Lesson 1: What does it take

You will need to come to lie down onto the floor. And as I see it, most places may not be cut out for this. There might be no good default place to lie down onto the floor. The narrow strip on the cold bedroom floor seems uninviting, and even the best interior designers pack the living room carpet with as many sofas, chairs, coffee tables, end tables, and flower pots as they possibly can. The things I’ve seen. 

The floor has been neglected, feared even, to such extended that the Chinese invented several movement methods where you touch the floor strictly with your feet; in socks and shoes. This includes, probably, most variants of Tai Chi and Chi Gong. The floor is lava.

But we need the floor. Lying down is liberating. It liberates us from many burdens gravity bestows on us; it enables us to have a fresh look at age old movement habits, and to let go of rigid postures. There’s no need to hold balance, and no fear of falling – because we’re already lying on the floor. Lying down on a firm surface, not too hard and not too soft, is a gateway to introspection.
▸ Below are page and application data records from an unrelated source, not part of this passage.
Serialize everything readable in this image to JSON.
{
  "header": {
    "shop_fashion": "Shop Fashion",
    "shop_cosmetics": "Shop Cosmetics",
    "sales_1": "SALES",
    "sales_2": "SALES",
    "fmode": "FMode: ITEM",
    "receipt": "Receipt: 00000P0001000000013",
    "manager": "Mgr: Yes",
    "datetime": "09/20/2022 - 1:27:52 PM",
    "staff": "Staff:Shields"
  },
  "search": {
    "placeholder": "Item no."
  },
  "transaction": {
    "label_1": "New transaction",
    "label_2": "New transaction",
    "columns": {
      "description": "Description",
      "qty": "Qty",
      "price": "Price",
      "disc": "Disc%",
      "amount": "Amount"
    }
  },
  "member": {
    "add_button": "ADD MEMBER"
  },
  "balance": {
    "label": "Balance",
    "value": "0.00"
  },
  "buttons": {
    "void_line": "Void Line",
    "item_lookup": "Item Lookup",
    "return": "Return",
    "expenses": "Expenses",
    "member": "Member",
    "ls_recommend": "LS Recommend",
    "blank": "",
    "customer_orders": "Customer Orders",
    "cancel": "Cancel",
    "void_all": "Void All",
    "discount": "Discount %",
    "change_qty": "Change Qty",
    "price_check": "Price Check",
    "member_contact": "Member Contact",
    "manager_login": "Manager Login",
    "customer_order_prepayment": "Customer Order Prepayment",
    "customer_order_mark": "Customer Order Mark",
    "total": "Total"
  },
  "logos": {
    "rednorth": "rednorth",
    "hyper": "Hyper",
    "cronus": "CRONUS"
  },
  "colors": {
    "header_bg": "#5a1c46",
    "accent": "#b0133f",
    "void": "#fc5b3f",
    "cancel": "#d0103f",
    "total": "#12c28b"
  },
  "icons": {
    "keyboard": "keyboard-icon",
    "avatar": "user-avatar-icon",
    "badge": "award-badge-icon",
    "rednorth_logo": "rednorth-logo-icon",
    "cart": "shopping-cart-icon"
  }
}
Students tell stories to other students, and Moshé Feldenkrais is said to have asked: „What was the greatest contribution of Sigmund Freud to Psychology?”, and his answer is told to surprise: „He asked people to lie down. Freud himself was sitting behind his clients, letting them rest reclined and experience themselves, without feeling observed, controlled, or manipulated. From all the great many things Sigmund Freud has discovered, this was by far his most important discovery, and also the one most overlooked and least understood.” So it is told.
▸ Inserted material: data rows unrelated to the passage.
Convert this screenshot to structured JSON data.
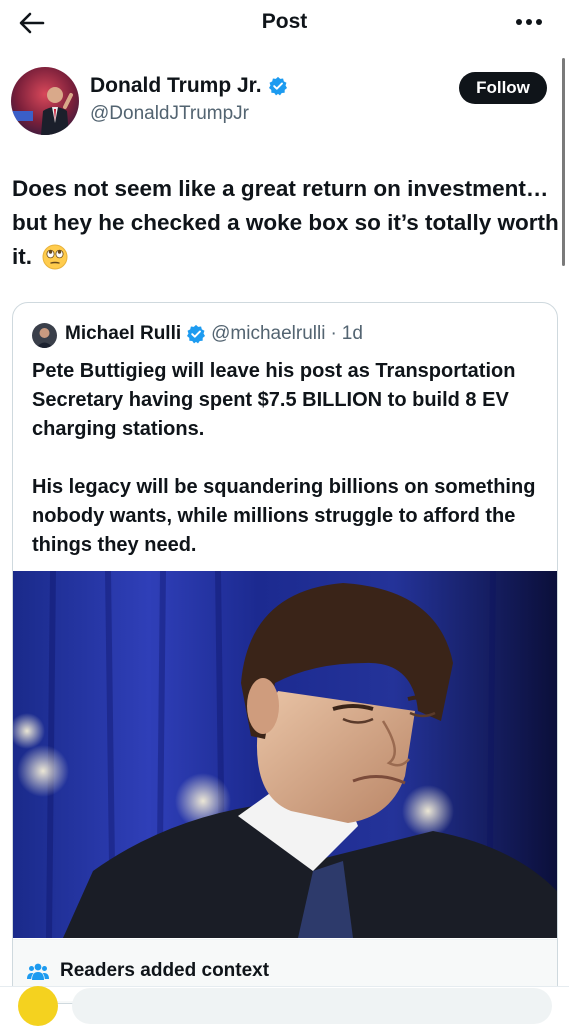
{
  "header": {
    "title": "Post",
    "back_icon": "arrow-left-icon",
    "more_icon": "more-horizontal-icon"
  },
  "author": {
    "name": "Donald Trump Jr.",
    "handle": "@DonaldJTrumpJr",
    "verified": true,
    "follow_label": "Follow"
  },
  "post": {
    "text": "Does not seem like a great return on investment… but hey he checked a woke box so it’s totally worth it.",
    "emoji": "face-with-rolling-eyes"
  },
  "quote": {
    "name": "Michael Rulli",
    "handle": "@michaelrulli",
    "dot": "·",
    "time": "1d",
    "paragraphs": [
      "Pete Buttigieg will leave his post as Transportation Secretary having spent $7.5 BILLION to build 8 EV charging stations.",
      "His legacy will be squandering billions on something nobody wants, while millions struggle to afford the things they need."
    ]
  },
  "context": {
    "label": "Readers added context"
  },
  "colors": {
    "accent": "#1d9bf0",
    "text": "#0f1419",
    "muted": "#536471",
    "follow_bg": "#0f1419"
  }
}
You will root for the floor too, soon.

Yoga on Youtube, the COVID lockdowns, and Apple Fitness+ have already helped a lot in this regard. Clear yourself some space. But don’t limit yourself to a six by two feet (180 x 60 cm) hard plastic mat. Spread out a big, snuggly blanket and line up all the pillows and towels you could possibly need. Claim your big, cozy, warm, safe space on the floor. The space should promise an enjoyable experience. Without draft wind coming from under the door or window. It should be spacious enough for you to be able to fully stretch yourself out. „Yourself”, this includes your arms, out to the sides. Wide enough so that you could roll to your left and your right, maybe even all the way onto your belly. You shouldn’t run danger to hit your head, and shouldn’t have to stick your feet under a chair or a bed or a side-board. And when your nephew comes running in, the swinging door blades shouldn’t leave bruises on your legs.

So you have your space.

Then please come to lie down on your side. 

And they will tell you which side to choose. But I’m telling you: your two sides are not equal. In fact they might be as different as with two different people.